=== TASK GOAL ===
Return the lines below that contain "Central".

=== EXERCISE MATERIALS ===

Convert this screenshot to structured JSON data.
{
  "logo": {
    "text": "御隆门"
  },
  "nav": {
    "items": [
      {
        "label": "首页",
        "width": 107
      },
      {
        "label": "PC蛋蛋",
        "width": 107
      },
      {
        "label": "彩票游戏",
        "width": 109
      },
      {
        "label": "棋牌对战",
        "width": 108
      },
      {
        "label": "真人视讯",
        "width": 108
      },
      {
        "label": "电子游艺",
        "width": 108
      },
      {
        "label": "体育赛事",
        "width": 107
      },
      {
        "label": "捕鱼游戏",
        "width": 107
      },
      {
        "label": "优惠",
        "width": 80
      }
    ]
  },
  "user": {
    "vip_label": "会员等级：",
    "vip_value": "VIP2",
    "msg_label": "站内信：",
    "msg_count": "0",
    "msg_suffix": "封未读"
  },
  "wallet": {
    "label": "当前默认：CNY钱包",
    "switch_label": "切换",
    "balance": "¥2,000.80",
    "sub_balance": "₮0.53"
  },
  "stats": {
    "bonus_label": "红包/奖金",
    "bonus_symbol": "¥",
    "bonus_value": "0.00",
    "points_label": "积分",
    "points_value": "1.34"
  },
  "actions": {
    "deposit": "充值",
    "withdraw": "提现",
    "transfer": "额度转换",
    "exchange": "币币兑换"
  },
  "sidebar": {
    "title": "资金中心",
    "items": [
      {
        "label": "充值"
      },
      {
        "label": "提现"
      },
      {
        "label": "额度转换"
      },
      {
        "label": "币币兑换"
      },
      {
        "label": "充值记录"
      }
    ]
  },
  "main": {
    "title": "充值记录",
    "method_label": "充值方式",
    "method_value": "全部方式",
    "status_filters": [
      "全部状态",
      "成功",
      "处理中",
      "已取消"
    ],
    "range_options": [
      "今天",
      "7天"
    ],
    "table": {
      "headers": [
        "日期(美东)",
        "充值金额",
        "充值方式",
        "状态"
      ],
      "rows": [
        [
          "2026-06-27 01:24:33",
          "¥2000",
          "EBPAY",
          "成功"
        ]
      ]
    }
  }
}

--

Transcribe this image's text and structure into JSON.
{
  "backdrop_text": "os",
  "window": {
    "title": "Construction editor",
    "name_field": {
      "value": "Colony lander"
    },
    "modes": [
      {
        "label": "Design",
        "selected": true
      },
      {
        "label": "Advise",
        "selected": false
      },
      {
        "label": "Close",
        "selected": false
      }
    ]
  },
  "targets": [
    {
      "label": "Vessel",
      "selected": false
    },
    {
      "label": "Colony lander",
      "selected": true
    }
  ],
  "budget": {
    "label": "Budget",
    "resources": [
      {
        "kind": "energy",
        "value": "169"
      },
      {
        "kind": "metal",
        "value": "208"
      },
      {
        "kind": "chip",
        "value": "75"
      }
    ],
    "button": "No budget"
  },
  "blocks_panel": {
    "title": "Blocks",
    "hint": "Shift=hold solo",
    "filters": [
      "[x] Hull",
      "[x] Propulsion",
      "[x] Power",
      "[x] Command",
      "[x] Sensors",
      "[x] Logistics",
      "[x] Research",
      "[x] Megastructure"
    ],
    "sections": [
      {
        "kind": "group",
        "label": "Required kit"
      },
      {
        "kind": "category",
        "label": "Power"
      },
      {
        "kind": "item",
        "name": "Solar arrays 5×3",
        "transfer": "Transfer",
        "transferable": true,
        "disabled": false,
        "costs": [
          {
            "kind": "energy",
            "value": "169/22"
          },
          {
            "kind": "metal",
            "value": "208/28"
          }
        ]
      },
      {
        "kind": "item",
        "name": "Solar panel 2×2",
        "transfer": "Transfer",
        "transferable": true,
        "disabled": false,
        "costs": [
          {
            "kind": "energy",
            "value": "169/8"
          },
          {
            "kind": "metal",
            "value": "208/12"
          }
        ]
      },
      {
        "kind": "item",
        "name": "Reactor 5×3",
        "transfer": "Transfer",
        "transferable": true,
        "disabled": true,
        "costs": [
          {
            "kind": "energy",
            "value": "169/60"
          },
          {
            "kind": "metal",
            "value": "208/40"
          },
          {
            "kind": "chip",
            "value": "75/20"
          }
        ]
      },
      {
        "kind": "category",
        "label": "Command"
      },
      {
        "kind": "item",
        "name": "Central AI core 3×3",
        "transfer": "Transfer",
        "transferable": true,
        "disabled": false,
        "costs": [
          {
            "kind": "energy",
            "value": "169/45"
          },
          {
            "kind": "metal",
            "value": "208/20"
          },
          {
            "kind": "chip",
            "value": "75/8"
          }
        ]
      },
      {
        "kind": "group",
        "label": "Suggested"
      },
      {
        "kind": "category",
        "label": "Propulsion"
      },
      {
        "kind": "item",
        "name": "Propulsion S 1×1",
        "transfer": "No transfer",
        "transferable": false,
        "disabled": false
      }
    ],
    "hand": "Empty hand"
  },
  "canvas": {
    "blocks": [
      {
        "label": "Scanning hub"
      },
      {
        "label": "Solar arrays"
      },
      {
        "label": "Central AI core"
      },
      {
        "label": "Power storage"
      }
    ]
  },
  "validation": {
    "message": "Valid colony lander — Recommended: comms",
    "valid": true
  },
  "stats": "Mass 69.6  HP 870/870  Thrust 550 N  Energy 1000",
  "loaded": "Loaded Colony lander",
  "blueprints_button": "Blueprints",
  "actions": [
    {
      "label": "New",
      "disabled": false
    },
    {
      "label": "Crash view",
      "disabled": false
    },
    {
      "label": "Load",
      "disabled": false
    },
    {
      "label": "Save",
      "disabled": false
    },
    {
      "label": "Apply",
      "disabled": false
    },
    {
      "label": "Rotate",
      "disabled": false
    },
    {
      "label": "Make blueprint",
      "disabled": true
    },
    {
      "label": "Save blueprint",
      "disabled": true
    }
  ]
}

=== RESPONSE TO THIS EXERCISE ===
        "name": "Central AI core 3×3",
        "label": "Central AI core"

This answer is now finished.